The Editor


The Editor

Part Four of a Six-Part Essay on Photography

by Dwiputri Pertiwi


Now before we get started on this essay, I need you to understand that I do not refer the act of editing to the thing that you do on Photoshop to ensure that the mood of the photograph had matched your intention well. The act of editing photographs is the same when an editor tries to cut bits and parts of literary works like a short story or a novel, to ensure that the works are in a coherent, logical manner and evoking emotional response from the reader as a bonus.  A photo editor is the photographer’s best friend, his/her mentor and the second unbiased critic (the first critic is always yourself) that you need to listen to.

Photographers tend to have deep emotional relationship with their works and their subjects thus resulted in poor judgement when they try to create a body of work. This is precisely why they need an editor, to tell them straight in their face that their work needs a bit more polishing.

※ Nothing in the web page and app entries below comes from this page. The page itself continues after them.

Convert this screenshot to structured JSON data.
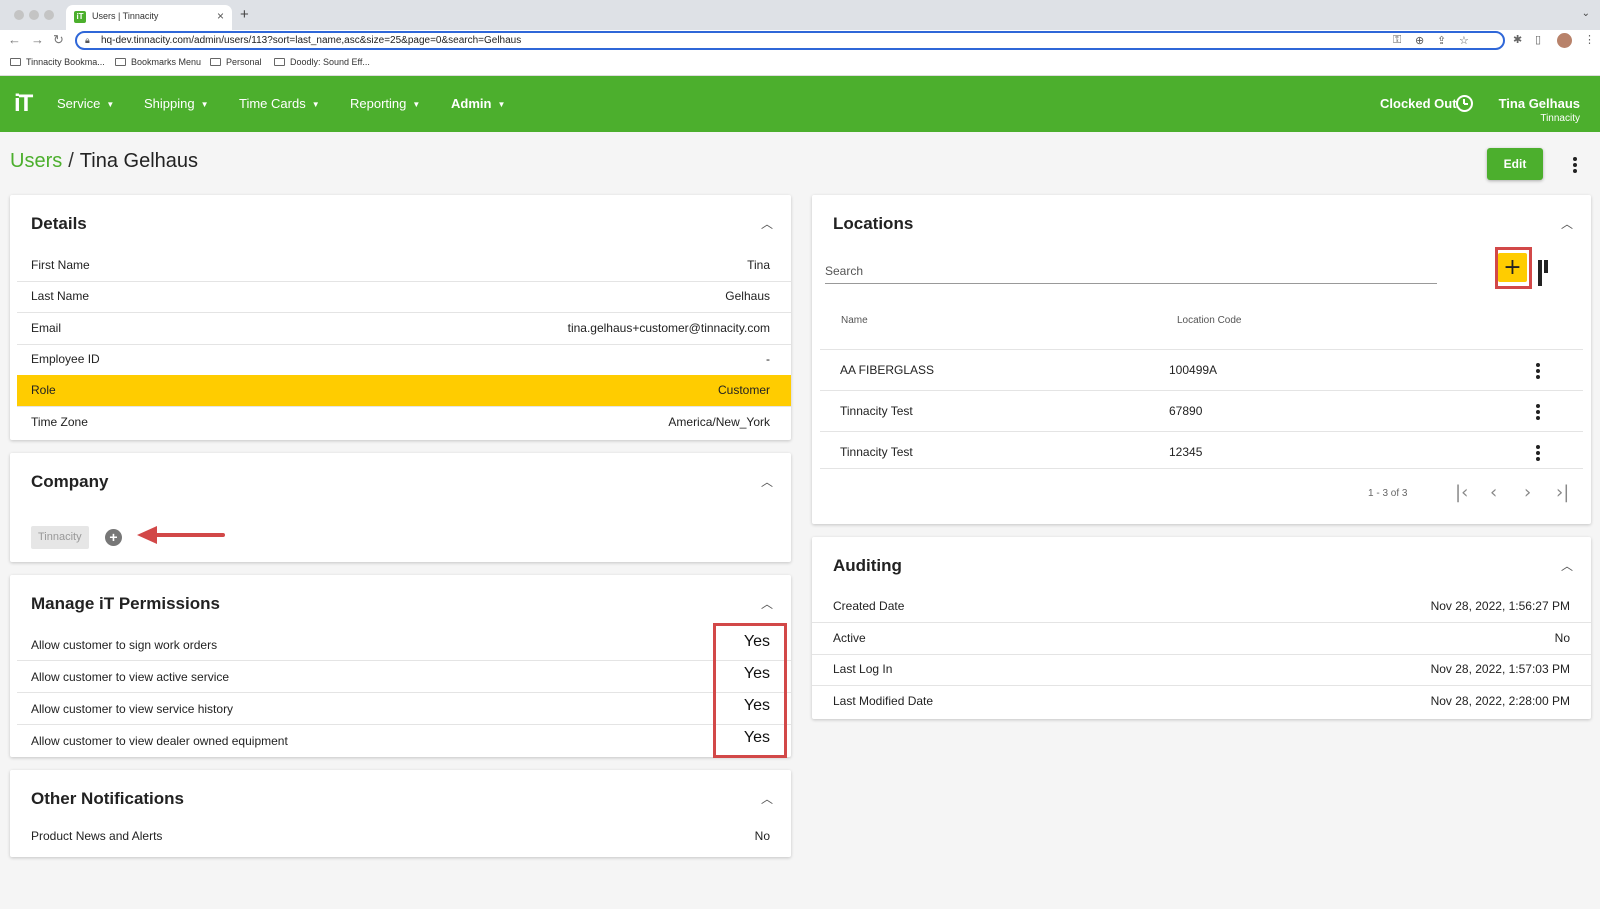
{
  "browser": {
    "tab_title": "Users | Tinnacity",
    "tab_favicon": "iT",
    "url": "hq-dev.tinnacity.com/admin/users/113?sort=last_name,asc&size=25&page=0&search=Gelhaus",
    "bookmarks": [
      "Tinnacity Bookma...",
      "Bookmarks Menu",
      "Personal",
      "Doodly: Sound Eff..."
    ]
  },
  "header": {
    "logo": "iT",
    "nav": [
      {
        "label": "Service"
      },
      {
        "label": "Shipping"
      },
      {
        "label": "Time Cards"
      },
      {
        "label": "Reporting"
      },
      {
        "label": "Admin"
      }
    ],
    "clock_status": "Clocked Out",
    "user_name": "Tina Gelhaus",
    "user_company": "Tinnacity"
  },
  "page": {
    "breadcrumb_root": "Users",
    "breadcrumb_sep": "/",
    "breadcrumb_current": "Tina Gelhaus",
    "edit_label": "Edit"
  },
  "details": {
    "title": "Details",
    "rows": [
      {
        "key": "First Name",
        "value": "Tina"
      },
      {
        "key": "Last Name",
        "value": "Gelhaus"
      },
      {
        "key": "Email",
        "value": "tina.gelhaus+customer@tinnacity.com"
      },
      {
        "key": "Employee ID",
        "value": "-"
      },
      {
        "key": "Role",
        "value": "Customer"
      },
      {
        "key": "Time Zone",
        "value": "America/New_York"
      }
    ]
  },
  "company": {
    "title": "Company",
    "chip": "Tinnacity"
  },
  "permissions": {
    "title": "Manage iT Permissions",
    "rows": [
      {
        "key": "Allow customer to sign work orders",
        "value": "Yes"
      },
      {
        "key": "Allow customer to view active service",
        "value": "Yes"
      },
      {
        "key": "Allow customer to view service history",
        "value": "Yes"
      },
      {
        "key": "Allow customer to view dealer owned equipment",
        "value": "Yes"
      }
    ]
  },
  "notifications": {
    "title": "Other Notifications",
    "rows": [
      {
        "key": "Product News and Alerts",
        "value": "No"
      }
    ]
  },
  "locations": {
    "title": "Locations",
    "search_placeholder": "Search",
    "add_label": "+",
    "columns": [
      "Name",
      "Location Code"
    ],
    "rows": [
      {
        "name": "AA FIBERGLASS",
        "code": "100499A"
      },
      {
        "name": "Tinnacity Test",
        "code": "67890"
      },
      {
        "name": "Tinnacity Test",
        "code": "12345"
      }
    ],
    "pager_label": "1 - 3 of 3"
  },
  "auditing": {
    "title": "Auditing",
    "rows": [
      {
        "key": "Created Date",
        "value": "Nov 28, 2022, 1:56:27 PM"
      },
      {
        "key": "Active",
        "value": "No"
      },
      {
        "key": "Last Log In",
        "value": "Nov 28, 2022, 1:57:03 PM"
      },
      {
        "key": "Last Modified Date",
        "value": "Nov 28, 2022, 2:28:00 PM"
      }
    ]
  },
  "colors": {
    "brand_green": "#4caf2d",
    "highlight_yellow": "#ffcc00",
    "annotation_red": "#d24848"
  },
  "icons": {
    "collapse": "chevron-up-icon",
    "kebab": "more-vert-icon",
    "columns": "view-columns-icon",
    "clock": "clock-icon",
    "add": "add-circle-icon"
  }
}
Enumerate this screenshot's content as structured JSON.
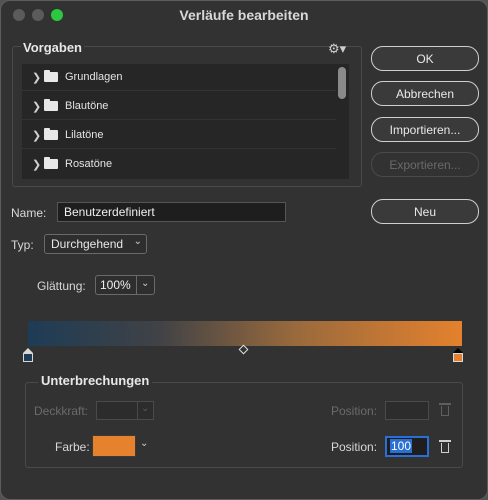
{
  "window": {
    "title": "Verläufe bearbeiten"
  },
  "presets": {
    "label": "Vorgaben",
    "items": [
      {
        "label": "Grundlagen"
      },
      {
        "label": "Blautöne"
      },
      {
        "label": "Lilatöne"
      },
      {
        "label": "Rosatöne"
      }
    ]
  },
  "buttons": {
    "ok": "OK",
    "cancel": "Abbrechen",
    "import": "Importieren...",
    "export": "Exportieren...",
    "new": "Neu"
  },
  "name": {
    "label": "Name:",
    "value": "Benutzerdefiniert"
  },
  "type": {
    "label": "Typ:",
    "value": "Durchgehend"
  },
  "smoothing": {
    "label": "Glättung:",
    "value": "100%"
  },
  "gradient": {
    "start_color": "#1e3c56",
    "end_color": "#e4812e"
  },
  "breaks": {
    "label": "Unterbrechungen",
    "opacity_label": "Deckkraft:",
    "opacity_position_label": "Position:",
    "color_label": "Farbe:",
    "color_value": "#e6812d",
    "color_position_label": "Position:",
    "color_position_value": "100"
  }
}
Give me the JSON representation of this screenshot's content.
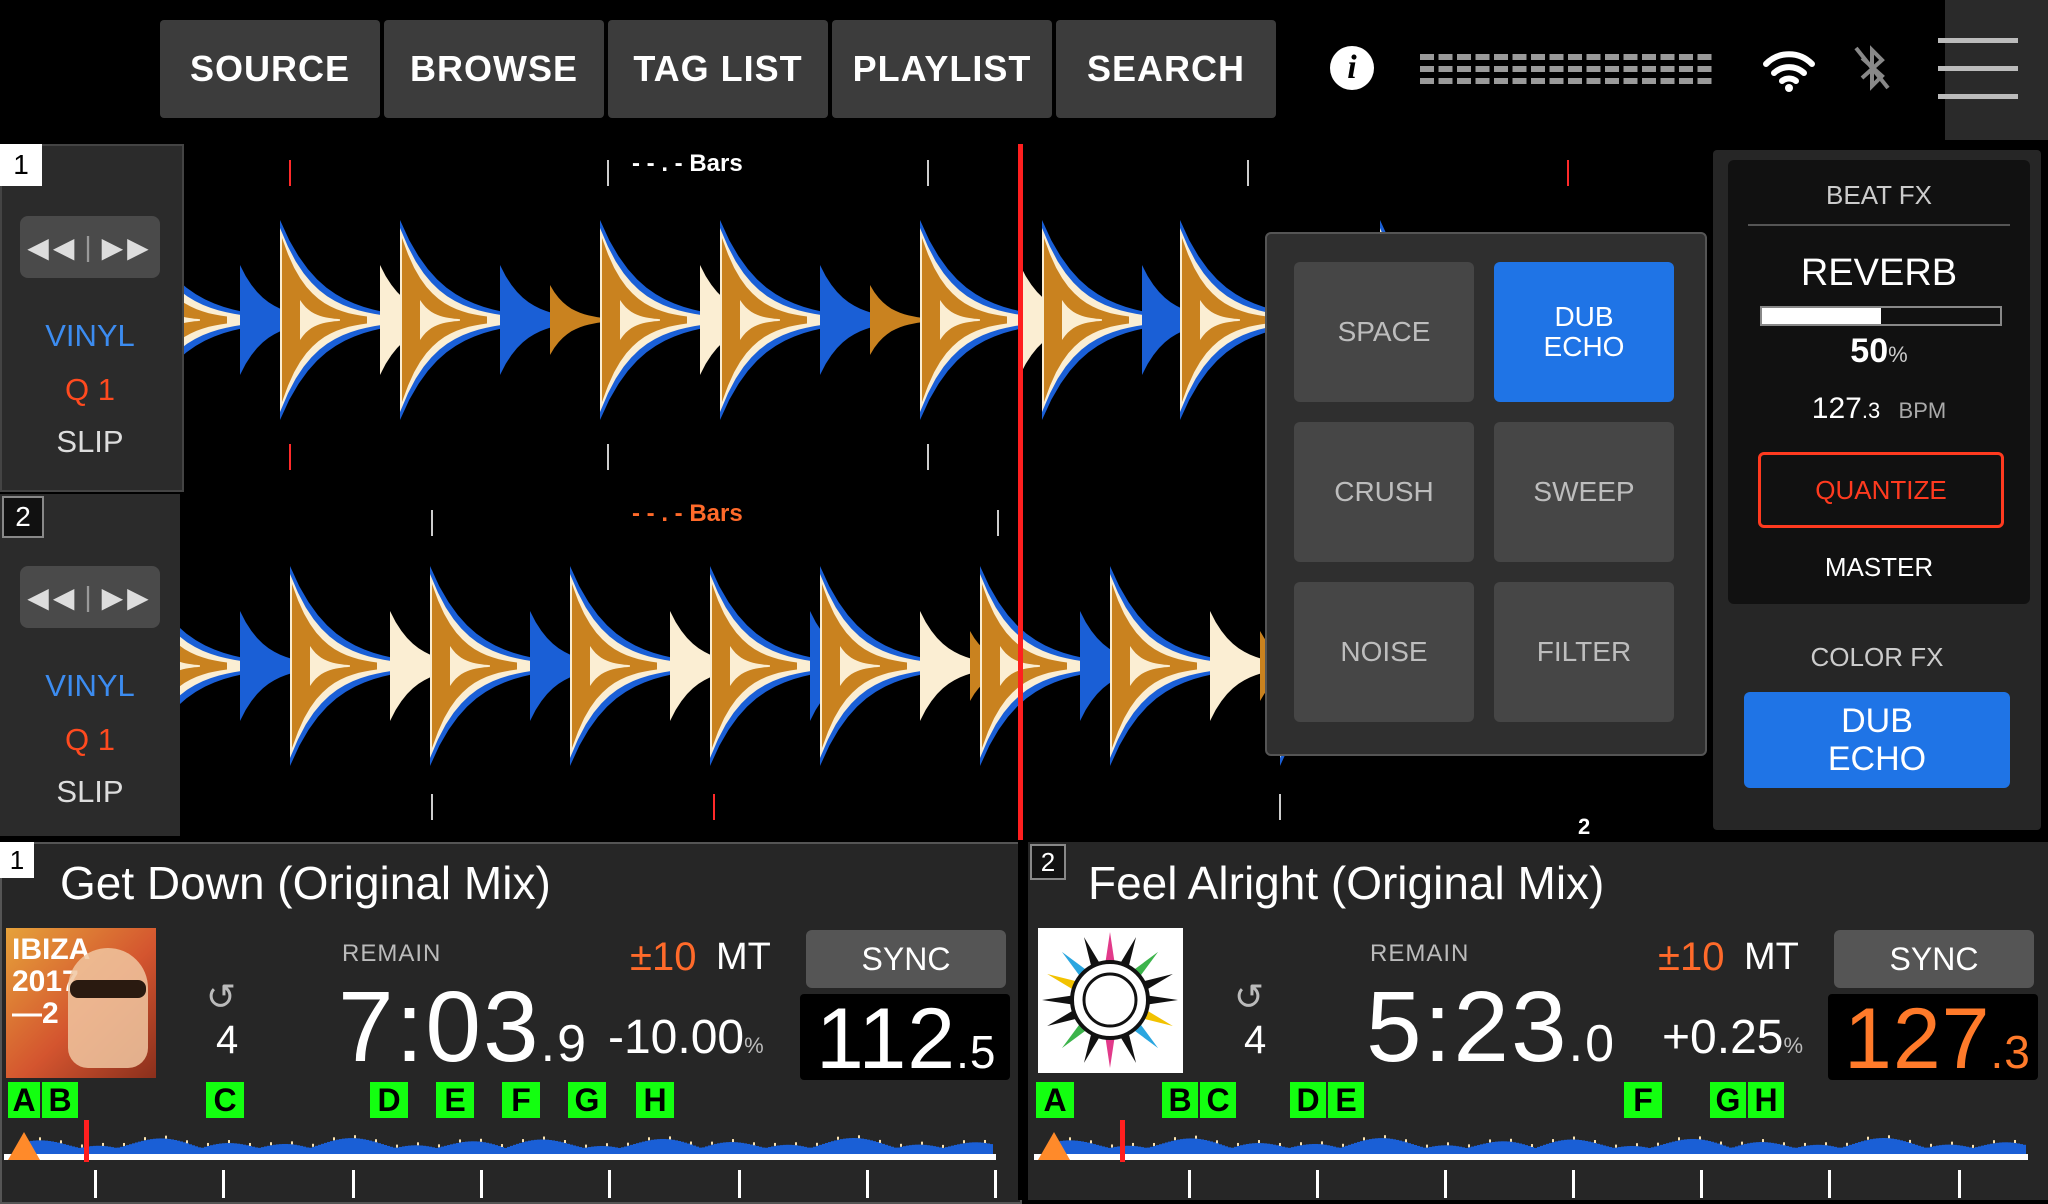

Of course, there are exceptions. Some people might be able to edit their work themselves, but usually it only comes after years of practice and having deep understanding of their work and limitations.

When I attended the Foundry Workshop, my mentor was Alison Morley, Chair of ICP and a prolific photo editor herself. During the workshop she had shown me the case of good and bad photo editing. On bad photo editing, she emphasized that the photographer is good but it was just a case of a really bad editing. I can’t remember clearly, but the story is about a woman who goes into a cooking class; there are about 7 to 10 pictures for this online publication. One picture shows the subject was driving a car and 4 to 5 pictures of the subject chopping onions. The story ended with the subject baking a cake successfully. Haruki Murakami wouldn’t even write something that bizarre, I think.

Now that we establish the importance of the editor, this question should come naturally “Who is your favourite editor?”

Talking about your favourite photographer is easy, but have you ever thought about the person who makes a photo story so special, like a good novel that gets you fixated over an extended period of time? The role of the editor is to ensure that it happens.

In Indonesia the most famous editor has got to be Oscar Motuloh, a prolific photographer himself and the head of the Antara Gallery (Galeri Fotojurnalistik Antara). He is also the curator that every photographer goes to. Almost every photo book and exhibition published would have him involved and because of that we have a bit of a problem. You see, nobody can replace Oscar yet. There are of course other editors, but there’s neither training nor education that is being provided to the younger generations. Experience will eventually help, but then again it can only help so much.

The second problem is, photographers outside of Jakarta and Bandung might not have the same access to this knowledge if the editors decide that they wanted to train the photographer in the editing class (as far as I know only the Bungkus from Bandung initiative that have started such class and it only happen once), creating a disparity and disadvantage to those who live outside of Jakarta and Bandung.

My prepositions in this short time are (because I don’t see that the condition would improve in the near future) younger photographers would need to realize what their work is all about and they need to work around the limitations. They need to work with their peers, try to understand each other’s works and give constructive criticism on how it could be improved by the means of editing.However, like I said earlier, you yourself should be the first and the fiercest editor or as my good friend Kevin Lee put it “There are millions ways to edit but only one gut feeling”. Go and discover that gut feeling of yours hopefully the condition would improve in the future.whiteboardjournal, logo